North of Yakutat within Wrangell–St. Elias National Park, spectacular Hubbard Glacier is the largest tidewater glacier in North America. Fed by high mountains of the St. Elias Range, the glacier is six miles wide and more than 70 miles long. Many cruise ships make a stop in front of this massive glacier with an always-calving 400-foot-high wall of ice. Local air taxis offer flightseeing trips that provide an even more impressive glacier view.
Virtually all Alaskan glaciers are retreating as the global climate warms, but Hubbard Glacier is the rare exception. Not only is it advancing, but doing so in a way that threatens to block off the waters of Russell Fiord (yes, “fiord” is the official spelling). Today, just 100 yards of open water separate the ice from a rocky point of land at Point Gilbert.
If the glacier continues advancing, the gap could close, creating a dam that drastically changes the surrounding landscape. This occurred in 1986 when the water rose 75 feet behind an ice dam, trapping seals, sea lions, and porpoises. The ice gave way six months later, freeing the animals and reconnecting the fiord to Disenchantment Bay.
A similar situation developed in 2002, and scientists believe it is only a matter of time until ice from the surging glacier creates a relatively permanent dam. If this happens, water would eventually flood the Situk River, potentially impacting the river’s acclaimed steelhead trout, not to mention the airport.

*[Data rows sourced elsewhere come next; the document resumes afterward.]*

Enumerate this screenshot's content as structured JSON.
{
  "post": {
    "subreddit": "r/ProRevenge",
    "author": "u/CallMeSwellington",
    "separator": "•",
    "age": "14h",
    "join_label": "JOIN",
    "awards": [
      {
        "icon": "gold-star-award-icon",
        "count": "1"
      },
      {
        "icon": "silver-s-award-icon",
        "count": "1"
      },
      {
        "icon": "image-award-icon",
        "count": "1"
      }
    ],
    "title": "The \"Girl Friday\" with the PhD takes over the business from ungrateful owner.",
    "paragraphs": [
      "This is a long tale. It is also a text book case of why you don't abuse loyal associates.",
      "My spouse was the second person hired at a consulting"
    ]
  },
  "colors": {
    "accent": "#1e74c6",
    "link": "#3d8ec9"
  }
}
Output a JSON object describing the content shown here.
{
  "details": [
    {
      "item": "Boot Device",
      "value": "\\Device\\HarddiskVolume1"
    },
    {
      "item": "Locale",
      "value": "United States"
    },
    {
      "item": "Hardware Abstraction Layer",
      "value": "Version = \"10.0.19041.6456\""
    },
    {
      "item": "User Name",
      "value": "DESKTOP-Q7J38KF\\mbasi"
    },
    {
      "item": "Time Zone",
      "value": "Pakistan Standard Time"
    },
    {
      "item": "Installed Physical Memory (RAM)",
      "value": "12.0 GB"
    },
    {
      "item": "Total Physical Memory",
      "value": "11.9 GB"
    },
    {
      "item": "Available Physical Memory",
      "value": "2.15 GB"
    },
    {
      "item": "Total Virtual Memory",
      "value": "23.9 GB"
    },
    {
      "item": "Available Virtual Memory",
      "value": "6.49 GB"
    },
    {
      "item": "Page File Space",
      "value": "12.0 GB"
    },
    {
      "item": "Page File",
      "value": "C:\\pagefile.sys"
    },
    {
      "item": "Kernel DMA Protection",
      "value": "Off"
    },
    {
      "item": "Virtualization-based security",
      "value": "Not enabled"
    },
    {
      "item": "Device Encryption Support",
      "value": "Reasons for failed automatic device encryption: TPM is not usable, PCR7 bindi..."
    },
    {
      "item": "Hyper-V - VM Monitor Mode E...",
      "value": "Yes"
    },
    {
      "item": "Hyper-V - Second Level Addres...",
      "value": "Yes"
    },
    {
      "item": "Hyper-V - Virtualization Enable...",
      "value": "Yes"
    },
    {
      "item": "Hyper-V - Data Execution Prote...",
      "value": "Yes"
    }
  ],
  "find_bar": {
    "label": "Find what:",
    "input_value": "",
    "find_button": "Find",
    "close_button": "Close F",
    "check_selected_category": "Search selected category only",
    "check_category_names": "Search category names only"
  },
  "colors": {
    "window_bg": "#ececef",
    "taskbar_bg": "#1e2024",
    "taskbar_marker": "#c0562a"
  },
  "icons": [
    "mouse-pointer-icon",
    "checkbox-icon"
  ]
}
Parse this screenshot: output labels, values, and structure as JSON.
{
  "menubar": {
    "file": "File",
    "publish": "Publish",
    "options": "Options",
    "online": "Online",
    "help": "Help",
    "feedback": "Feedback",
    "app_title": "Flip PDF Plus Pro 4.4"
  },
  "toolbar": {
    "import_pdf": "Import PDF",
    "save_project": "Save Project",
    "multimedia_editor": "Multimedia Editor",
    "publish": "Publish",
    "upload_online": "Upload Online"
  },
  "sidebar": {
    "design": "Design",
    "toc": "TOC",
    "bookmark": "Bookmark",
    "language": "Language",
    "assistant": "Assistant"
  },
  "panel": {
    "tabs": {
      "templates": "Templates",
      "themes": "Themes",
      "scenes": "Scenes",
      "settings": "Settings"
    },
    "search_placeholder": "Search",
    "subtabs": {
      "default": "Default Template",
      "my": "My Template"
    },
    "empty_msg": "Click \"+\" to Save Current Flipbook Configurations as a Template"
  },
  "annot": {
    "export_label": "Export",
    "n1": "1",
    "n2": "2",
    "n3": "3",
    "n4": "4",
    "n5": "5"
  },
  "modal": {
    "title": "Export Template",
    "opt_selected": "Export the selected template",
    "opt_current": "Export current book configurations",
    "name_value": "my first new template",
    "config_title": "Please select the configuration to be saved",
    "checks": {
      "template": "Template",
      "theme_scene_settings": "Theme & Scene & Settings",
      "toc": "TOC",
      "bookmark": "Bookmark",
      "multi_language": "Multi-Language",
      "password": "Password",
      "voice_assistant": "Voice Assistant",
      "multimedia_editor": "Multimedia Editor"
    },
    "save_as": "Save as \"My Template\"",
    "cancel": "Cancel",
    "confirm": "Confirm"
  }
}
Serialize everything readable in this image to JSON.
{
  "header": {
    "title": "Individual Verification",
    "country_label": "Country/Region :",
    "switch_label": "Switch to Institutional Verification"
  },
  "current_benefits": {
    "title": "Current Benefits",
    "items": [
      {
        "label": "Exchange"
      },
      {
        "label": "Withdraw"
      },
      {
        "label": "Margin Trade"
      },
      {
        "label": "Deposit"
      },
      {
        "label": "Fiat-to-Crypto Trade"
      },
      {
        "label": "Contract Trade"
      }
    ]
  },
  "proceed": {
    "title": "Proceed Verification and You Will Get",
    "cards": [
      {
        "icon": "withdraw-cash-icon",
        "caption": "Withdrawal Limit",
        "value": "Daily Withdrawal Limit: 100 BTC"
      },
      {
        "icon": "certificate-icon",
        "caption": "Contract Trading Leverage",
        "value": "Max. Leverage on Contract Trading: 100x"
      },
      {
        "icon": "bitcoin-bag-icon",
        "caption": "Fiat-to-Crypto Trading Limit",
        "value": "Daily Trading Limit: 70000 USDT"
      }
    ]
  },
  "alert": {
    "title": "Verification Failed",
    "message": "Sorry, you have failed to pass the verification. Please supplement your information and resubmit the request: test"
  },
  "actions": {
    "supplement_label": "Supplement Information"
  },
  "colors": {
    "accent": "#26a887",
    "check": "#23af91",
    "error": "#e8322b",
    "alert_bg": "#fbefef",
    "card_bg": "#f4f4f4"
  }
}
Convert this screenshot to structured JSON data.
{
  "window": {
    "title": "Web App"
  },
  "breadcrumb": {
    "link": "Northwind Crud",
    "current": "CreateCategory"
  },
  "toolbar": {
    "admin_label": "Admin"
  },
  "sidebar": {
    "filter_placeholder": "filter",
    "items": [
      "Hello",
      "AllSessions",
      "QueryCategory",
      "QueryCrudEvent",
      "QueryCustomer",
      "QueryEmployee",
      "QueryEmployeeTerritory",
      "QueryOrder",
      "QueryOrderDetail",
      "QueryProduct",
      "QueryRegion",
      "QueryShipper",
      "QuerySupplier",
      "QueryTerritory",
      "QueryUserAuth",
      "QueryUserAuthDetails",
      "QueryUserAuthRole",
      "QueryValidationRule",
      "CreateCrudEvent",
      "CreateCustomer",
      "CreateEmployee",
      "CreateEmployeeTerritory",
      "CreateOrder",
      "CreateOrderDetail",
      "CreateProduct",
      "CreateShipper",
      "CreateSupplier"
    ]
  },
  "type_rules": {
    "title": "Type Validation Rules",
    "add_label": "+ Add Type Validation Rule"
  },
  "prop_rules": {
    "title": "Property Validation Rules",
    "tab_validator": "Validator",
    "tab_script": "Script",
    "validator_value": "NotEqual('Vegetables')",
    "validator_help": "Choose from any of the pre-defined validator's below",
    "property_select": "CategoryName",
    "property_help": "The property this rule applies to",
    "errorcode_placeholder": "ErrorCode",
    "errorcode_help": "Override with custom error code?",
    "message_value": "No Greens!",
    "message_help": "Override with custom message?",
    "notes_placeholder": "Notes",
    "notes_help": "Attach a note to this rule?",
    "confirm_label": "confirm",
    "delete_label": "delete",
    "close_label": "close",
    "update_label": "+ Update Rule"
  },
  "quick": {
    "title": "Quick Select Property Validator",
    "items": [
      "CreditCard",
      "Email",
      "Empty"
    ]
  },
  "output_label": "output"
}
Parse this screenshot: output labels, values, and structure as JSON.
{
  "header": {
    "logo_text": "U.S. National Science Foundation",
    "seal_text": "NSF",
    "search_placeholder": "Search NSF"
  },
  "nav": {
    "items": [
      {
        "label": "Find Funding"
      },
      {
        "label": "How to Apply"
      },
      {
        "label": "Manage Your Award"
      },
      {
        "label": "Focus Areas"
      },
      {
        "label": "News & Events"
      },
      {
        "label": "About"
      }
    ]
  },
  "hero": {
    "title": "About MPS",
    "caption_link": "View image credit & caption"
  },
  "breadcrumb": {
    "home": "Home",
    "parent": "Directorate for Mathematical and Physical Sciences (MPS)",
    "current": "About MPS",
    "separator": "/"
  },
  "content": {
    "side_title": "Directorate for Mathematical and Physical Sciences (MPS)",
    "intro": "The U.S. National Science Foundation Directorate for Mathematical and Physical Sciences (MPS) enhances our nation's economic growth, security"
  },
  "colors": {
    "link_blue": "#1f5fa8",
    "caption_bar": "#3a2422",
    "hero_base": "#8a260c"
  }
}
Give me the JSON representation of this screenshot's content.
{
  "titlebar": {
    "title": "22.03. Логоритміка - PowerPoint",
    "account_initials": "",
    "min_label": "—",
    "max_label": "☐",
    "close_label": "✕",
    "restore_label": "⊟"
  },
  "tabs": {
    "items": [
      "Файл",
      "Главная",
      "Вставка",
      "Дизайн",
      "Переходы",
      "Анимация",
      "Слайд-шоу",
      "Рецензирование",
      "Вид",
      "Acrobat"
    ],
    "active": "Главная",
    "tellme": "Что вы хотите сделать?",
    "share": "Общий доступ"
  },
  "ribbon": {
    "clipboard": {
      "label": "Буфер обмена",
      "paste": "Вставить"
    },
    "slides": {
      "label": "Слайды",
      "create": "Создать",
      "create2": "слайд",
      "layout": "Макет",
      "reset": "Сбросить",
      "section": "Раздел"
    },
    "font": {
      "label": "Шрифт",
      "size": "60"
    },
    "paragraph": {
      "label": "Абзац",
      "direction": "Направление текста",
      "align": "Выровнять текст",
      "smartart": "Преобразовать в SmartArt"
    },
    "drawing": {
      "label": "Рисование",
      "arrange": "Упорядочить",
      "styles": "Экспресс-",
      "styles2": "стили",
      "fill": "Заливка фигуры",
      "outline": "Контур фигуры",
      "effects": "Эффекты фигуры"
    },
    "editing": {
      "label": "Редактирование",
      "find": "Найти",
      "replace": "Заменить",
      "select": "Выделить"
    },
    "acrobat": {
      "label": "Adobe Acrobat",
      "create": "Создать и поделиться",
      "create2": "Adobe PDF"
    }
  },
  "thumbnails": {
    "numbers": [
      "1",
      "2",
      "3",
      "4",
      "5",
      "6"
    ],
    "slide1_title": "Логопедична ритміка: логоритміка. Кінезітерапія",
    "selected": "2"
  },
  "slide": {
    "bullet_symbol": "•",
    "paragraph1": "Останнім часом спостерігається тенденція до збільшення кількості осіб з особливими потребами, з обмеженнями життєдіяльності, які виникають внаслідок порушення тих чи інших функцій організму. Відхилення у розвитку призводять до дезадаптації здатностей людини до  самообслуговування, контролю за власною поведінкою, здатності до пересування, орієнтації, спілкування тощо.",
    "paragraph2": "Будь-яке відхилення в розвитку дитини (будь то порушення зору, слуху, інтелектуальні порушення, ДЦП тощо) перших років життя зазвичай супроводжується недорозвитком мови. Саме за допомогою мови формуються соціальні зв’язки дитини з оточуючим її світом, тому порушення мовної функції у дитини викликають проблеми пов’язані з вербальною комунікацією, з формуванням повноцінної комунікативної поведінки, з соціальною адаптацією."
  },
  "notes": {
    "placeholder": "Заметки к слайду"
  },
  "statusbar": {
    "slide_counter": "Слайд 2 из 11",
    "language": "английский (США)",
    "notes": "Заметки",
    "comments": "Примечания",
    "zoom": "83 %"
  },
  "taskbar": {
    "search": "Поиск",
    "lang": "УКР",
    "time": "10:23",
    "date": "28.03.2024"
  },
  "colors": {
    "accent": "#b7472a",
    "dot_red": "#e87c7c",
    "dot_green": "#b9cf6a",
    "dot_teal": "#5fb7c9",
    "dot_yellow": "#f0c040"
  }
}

Visit the U.S. Geological Survey website (http://ak.water.usgs.gov) for more on the Hubbard.
© Don Pitcher from Moon Alaska, 10th Edition